Exercise requirements :: From the entries that follow, copy every line with the word "name".

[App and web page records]
Start of Block
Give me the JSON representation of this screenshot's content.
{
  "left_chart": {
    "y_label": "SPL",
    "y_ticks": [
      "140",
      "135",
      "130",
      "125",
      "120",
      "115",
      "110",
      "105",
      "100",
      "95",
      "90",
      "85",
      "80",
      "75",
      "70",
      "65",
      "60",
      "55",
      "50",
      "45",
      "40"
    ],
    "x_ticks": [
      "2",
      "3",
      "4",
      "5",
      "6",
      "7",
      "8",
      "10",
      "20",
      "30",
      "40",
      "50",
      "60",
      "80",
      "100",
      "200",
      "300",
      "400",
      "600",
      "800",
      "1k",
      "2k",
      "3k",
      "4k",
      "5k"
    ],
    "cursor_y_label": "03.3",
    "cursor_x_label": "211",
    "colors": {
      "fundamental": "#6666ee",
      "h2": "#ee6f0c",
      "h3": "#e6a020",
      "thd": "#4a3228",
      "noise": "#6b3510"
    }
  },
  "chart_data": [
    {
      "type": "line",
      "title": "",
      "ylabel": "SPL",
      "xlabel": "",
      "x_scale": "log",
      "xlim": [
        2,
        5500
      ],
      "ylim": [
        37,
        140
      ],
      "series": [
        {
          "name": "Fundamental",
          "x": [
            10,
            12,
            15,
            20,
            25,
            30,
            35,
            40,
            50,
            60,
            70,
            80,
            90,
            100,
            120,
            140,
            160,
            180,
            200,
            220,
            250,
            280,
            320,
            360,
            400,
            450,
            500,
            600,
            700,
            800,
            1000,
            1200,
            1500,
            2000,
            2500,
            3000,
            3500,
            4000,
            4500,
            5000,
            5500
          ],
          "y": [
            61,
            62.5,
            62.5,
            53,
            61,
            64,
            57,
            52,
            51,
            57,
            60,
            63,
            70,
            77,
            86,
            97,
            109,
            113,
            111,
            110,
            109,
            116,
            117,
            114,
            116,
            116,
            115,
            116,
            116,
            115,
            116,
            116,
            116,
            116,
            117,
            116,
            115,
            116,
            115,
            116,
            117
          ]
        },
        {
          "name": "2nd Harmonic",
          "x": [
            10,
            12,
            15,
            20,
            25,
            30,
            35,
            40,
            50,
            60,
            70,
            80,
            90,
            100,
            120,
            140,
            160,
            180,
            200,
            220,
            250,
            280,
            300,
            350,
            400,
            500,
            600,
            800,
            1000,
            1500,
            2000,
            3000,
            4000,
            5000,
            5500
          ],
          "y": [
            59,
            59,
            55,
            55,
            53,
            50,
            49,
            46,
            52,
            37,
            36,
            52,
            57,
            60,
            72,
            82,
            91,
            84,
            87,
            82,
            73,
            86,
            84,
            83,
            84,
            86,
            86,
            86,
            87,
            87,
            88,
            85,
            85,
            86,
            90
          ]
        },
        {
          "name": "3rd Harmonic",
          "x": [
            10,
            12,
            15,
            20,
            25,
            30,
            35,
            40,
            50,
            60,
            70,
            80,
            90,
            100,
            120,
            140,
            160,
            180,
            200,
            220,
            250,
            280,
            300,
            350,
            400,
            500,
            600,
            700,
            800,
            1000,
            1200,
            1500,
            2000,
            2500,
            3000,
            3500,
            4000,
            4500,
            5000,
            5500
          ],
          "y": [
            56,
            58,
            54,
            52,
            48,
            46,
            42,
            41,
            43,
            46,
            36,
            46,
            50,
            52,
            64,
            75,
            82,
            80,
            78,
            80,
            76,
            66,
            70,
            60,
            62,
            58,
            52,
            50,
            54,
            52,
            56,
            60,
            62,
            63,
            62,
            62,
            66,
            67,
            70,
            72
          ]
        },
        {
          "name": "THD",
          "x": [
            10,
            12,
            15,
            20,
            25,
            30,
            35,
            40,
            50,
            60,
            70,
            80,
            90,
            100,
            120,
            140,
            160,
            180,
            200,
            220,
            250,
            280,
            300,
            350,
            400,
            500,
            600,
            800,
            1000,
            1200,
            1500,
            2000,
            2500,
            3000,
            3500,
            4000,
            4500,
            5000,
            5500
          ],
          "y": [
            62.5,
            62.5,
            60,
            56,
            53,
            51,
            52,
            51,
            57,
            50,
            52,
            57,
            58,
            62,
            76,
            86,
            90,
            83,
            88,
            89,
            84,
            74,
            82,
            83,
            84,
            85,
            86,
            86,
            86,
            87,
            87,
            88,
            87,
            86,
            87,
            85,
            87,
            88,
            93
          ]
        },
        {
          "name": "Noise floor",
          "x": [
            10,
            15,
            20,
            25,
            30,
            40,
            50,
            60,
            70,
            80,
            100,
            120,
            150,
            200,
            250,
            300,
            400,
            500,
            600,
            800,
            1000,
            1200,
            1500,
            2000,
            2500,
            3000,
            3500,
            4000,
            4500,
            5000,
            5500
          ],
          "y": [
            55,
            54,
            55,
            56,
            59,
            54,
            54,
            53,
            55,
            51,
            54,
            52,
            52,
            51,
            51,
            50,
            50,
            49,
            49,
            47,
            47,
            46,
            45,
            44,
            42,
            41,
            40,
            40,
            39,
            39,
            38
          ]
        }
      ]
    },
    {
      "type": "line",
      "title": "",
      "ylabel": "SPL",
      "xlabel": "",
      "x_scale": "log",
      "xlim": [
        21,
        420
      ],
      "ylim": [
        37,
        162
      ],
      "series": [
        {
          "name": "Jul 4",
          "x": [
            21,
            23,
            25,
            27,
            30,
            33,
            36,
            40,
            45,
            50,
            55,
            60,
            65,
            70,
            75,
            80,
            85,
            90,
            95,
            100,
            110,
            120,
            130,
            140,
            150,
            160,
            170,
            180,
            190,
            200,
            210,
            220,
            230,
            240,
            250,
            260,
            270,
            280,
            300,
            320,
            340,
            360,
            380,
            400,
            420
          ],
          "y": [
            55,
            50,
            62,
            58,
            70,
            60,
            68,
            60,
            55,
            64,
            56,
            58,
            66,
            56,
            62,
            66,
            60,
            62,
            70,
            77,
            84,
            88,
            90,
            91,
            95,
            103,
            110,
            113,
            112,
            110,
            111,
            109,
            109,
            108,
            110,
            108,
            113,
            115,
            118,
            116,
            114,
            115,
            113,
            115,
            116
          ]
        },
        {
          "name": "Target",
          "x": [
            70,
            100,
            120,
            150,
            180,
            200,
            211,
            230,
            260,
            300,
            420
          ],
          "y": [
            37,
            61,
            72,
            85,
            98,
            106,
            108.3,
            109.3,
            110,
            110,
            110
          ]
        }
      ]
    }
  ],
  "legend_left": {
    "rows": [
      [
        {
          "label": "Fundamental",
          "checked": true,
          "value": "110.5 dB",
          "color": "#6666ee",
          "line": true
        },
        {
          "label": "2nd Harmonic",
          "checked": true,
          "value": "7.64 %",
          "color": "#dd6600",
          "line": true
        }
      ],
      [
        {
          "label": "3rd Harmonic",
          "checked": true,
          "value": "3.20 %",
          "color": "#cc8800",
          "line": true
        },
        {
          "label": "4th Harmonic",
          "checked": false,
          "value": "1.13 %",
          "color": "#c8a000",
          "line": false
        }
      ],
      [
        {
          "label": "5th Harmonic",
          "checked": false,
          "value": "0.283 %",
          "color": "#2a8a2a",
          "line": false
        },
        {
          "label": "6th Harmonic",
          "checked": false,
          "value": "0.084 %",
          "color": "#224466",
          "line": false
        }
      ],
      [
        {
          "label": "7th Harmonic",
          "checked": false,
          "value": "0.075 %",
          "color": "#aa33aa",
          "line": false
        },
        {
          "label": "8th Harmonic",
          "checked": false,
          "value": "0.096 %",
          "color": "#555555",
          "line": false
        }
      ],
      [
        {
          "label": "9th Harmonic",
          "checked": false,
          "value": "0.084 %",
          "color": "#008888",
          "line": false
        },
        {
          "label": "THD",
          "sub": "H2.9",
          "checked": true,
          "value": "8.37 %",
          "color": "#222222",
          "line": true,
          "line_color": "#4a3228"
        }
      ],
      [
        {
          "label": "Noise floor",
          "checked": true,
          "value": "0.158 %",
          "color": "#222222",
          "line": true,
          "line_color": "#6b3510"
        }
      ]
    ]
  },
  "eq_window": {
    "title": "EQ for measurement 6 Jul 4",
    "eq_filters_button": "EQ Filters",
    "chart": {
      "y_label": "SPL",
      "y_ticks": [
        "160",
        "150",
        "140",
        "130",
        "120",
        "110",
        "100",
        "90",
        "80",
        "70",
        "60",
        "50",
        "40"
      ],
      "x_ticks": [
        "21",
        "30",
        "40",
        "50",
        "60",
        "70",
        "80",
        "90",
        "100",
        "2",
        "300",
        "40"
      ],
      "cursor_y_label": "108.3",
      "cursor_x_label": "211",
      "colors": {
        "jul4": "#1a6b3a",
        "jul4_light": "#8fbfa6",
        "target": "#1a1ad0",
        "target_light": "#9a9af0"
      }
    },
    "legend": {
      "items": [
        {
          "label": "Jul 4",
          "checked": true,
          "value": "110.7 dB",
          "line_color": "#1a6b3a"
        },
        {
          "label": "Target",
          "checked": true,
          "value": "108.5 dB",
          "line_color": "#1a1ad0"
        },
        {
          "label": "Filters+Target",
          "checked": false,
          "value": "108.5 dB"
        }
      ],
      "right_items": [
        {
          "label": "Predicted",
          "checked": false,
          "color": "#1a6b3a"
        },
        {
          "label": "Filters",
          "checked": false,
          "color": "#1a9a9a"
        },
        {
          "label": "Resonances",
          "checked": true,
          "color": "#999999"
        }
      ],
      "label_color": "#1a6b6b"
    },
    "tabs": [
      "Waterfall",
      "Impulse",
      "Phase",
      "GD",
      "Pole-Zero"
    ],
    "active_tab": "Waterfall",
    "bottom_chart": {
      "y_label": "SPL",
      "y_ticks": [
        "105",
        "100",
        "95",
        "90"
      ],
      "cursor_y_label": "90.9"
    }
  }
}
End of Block
Output for this exercise ::
          "name": "Fundamental",
          "name": "2nd Harmonic",
          "name": "3rd Harmonic",
          "name": "THD",
          "name": "Noise floor",
          "name": "Jul 4",
          "name": "Target",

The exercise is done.